(Interface dataset entries)
################

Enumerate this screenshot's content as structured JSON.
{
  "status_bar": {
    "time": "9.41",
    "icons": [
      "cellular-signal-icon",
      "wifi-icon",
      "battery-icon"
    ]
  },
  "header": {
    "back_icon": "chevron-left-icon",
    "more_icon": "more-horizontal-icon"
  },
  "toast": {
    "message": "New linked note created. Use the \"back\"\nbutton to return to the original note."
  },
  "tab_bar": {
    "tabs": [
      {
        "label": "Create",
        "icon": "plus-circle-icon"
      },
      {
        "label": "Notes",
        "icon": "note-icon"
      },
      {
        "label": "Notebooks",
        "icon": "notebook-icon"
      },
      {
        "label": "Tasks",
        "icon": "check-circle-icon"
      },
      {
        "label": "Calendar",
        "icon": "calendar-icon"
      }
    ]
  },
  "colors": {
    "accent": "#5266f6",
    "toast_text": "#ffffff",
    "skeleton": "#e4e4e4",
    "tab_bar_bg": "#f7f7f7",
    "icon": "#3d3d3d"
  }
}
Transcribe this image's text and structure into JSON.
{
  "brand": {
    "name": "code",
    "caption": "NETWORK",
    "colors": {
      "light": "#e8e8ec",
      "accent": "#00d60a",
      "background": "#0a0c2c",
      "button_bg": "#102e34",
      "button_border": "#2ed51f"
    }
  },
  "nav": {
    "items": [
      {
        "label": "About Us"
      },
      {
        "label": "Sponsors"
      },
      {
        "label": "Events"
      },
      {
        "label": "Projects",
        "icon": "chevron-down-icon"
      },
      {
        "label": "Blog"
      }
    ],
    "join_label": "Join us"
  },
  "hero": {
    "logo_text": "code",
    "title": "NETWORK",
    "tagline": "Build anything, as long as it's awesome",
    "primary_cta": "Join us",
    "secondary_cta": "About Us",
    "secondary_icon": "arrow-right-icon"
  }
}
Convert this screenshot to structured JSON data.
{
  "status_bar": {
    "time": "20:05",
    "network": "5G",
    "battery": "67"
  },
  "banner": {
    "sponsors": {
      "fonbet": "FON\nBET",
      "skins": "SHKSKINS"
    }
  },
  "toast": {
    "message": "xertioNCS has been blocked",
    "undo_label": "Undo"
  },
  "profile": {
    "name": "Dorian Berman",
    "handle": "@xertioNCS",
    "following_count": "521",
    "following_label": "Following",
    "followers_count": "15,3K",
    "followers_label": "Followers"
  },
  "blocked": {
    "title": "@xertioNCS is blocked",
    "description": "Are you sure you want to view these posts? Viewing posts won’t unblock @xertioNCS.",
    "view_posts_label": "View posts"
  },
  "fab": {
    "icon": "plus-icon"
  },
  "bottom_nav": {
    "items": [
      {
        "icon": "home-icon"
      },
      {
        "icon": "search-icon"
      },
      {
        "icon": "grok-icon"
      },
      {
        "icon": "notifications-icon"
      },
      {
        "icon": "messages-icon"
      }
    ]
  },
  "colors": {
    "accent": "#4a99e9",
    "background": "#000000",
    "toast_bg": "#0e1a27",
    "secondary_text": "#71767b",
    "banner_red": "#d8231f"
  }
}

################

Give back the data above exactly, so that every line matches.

> **PROBLEM SOLUTION**:
Enumerate this screenshot's content as structured JSON.
{
  "status_bar": {
    "time": "9.41",
    "icons": [
      "cellular-signal-icon",
      "wifi-icon",
      "battery-icon"
    ]
  },
  "header": {
    "back_icon": "chevron-left-icon",
    "more_icon": "more-horizontal-icon"
  },
  "toast": {
    "message": "New linked note created. Use the \"back\"\nbutton to return to the original note."
  },
  "tab_bar": {
    "tabs": [
      {
        "label": "Create",
        "icon": "plus-circle-icon"
      },
      {
        "label": "Notes",
        "icon": "note-icon"
      },
      {
        "label": "Notebooks",
        "icon": "notebook-icon"
      },
      {
        "label": "Tasks",
        "icon": "check-circle-icon"
      },
      {
        "label": "Calendar",
        "icon": "calendar-icon"
      }
    ]
  },
  "colors": {
    "accent": "#5266f6",
    "toast_text": "#ffffff",
    "skeleton": "#e4e4e4",
    "tab_bar_bg": "#f7f7f7",
    "icon": "#3d3d3d"
  }
}
Transcribe this image's text and structure into JSON.
{
  "brand": {
    "name": "code",
    "caption": "NETWORK",
    "colors": {
      "light": "#e8e8ec",
      "accent": "#00d60a",
      "background": "#0a0c2c",
      "button_bg": "#102e34",
      "button_border": "#2ed51f"
    }
  },
  "nav": {
    "items": [
      {
        "label": "About Us"
      },
      {
        "label": "Sponsors"
      },
      {
        "label": "Events"
      },
      {
        "label": "Projects",
        "icon": "chevron-down-icon"
      },
      {
        "label": "Blog"
      }
    ],
    "join_label": "Join us"
  },
  "hero": {
    "logo_text": "code",
    "title": "NETWORK",
    "tagline": "Build anything, as long as it's awesome",
    "primary_cta": "Join us",
    "secondary_cta": "About Us",
    "secondary_icon": "arrow-right-icon"
  }
}
Convert this screenshot to structured JSON data.
{
  "status_bar": {
    "time": "20:05",
    "network": "5G",
    "battery": "67"
  },
  "banner": {
    "sponsors": {
      "fonbet": "FON\nBET",
      "skins": "SHKSKINS"
    }
  },
  "toast": {
    "message": "xertioNCS has been blocked",
    "undo_label": "Undo"
  },
  "profile": {
    "name": "Dorian Berman",
    "handle": "@xertioNCS",
    "following_count": "521",
    "following_label": "Following",
    "followers_count": "15,3K",
    "followers_label": "Followers"
  },
  "blocked": {
    "title": "@xertioNCS is blocked",
    "description": "Are you sure you want to view these posts? Viewing posts won’t unblock @xertioNCS.",
    "view_posts_label": "View posts"
  },
  "fab": {
    "icon": "plus-icon"
  },
  "bottom_nav": {
    "items": [
      {
        "icon": "home-icon"
      },
      {
        "icon": "search-icon"
      },
      {
        "icon": "grok-icon"
      },
      {
        "icon": "notifications-icon"
      },
      {
        "icon": "messages-icon"
      }
    ]
  },
  "colors": {
    "accent": "#4a99e9",
    "background": "#000000",
    "toast_bg": "#0e1a27",
    "secondary_text": "#71767b",
    "banner_red": "#d8231f"
  }
}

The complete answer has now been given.